EGFR-mutated lung cancers account for a significant subgroup of non–small cell lung cancers overall. Third-generation EGFR tyrosine kinase inhibitors (TKI) are mutation-selective inhibitors with minimal effects on wild-type EGFR. Acquired resistance develops to these agents, however, the mechanisms are as yet uncharacterized. In this study, we report that the Src–AKT pathway contributes to acquired resistance to these TKI. In addition, amplification of EGFR wild-type alleles but not mutant alleles was sufficient to confer acquired resistance.

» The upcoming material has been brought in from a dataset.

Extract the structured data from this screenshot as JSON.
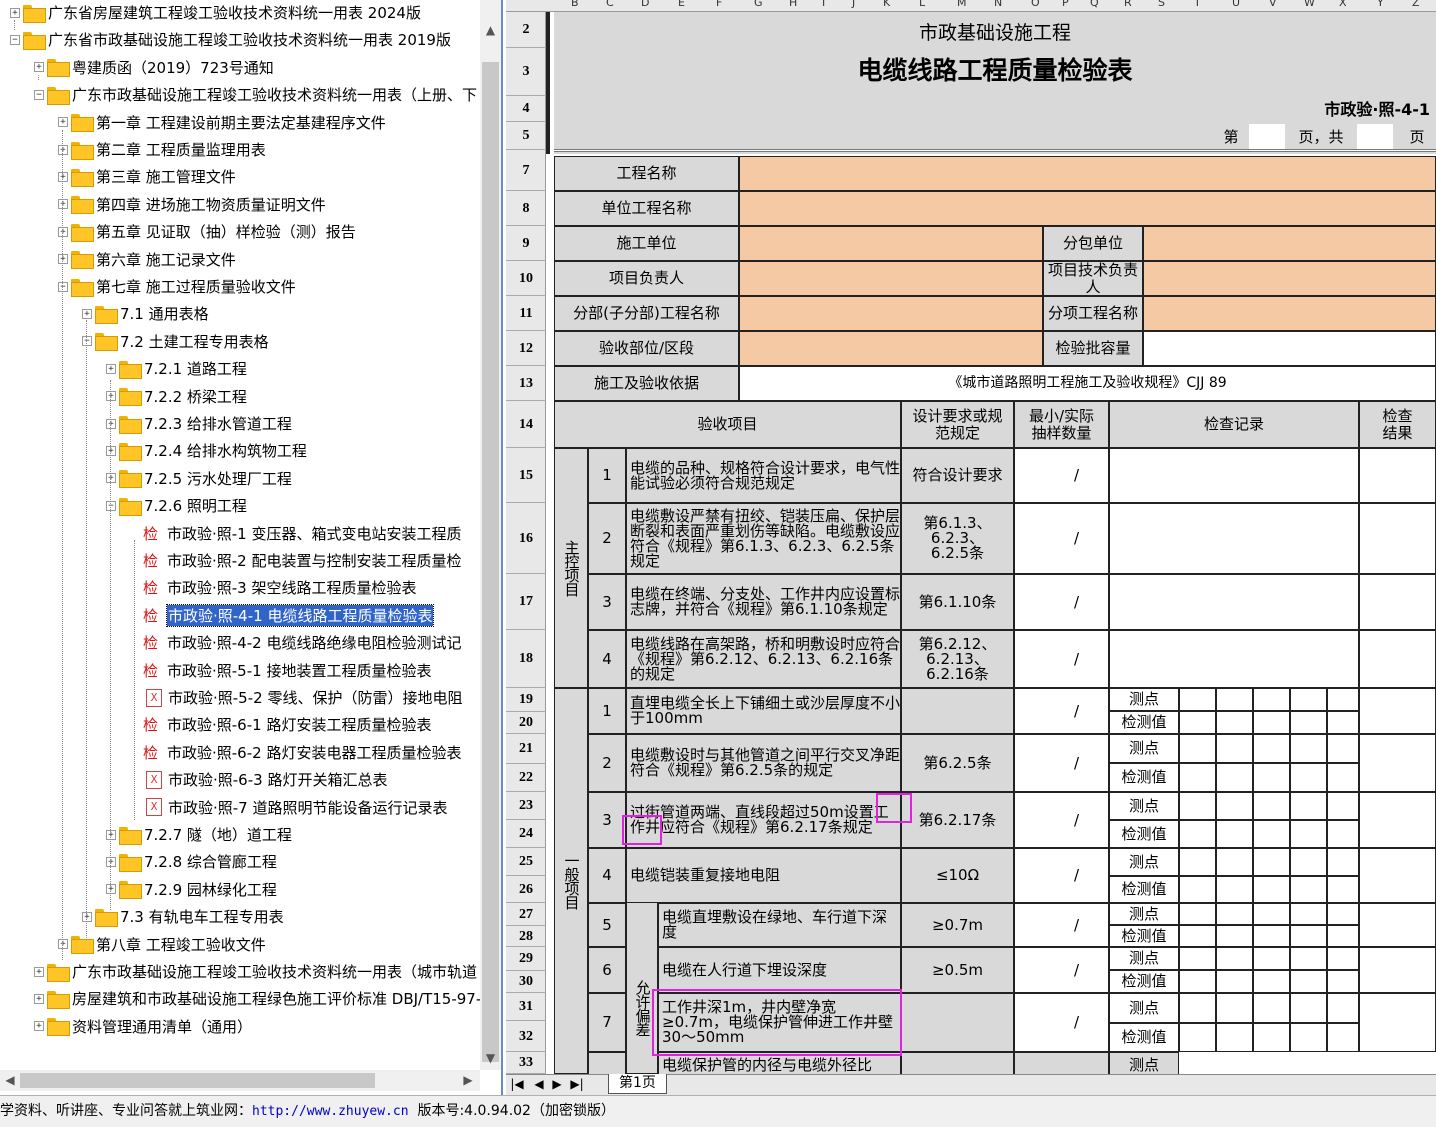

These findings underscore the importance of signals from wild-type EGFR alleles in acquiring resistance to mutant-selective EGFR-TKI. Our data provide evidence of wild-type allele-mediated resistance, a novel concept of acquired resistance in response to mutation-selective inhibitor therapy in cancer treatment. Cancer Res; 77(8); 2078–89. ©2017 AACR.
Note: Supplementary data for this article are available at Cancer Research Online (http://cancerres.aacrjournals.org/).
- Received August 30, 2016.
- Revision received January 4, 2017.
- Accepted January 23, 2017.
- ©2017 American Association for Cancer Research.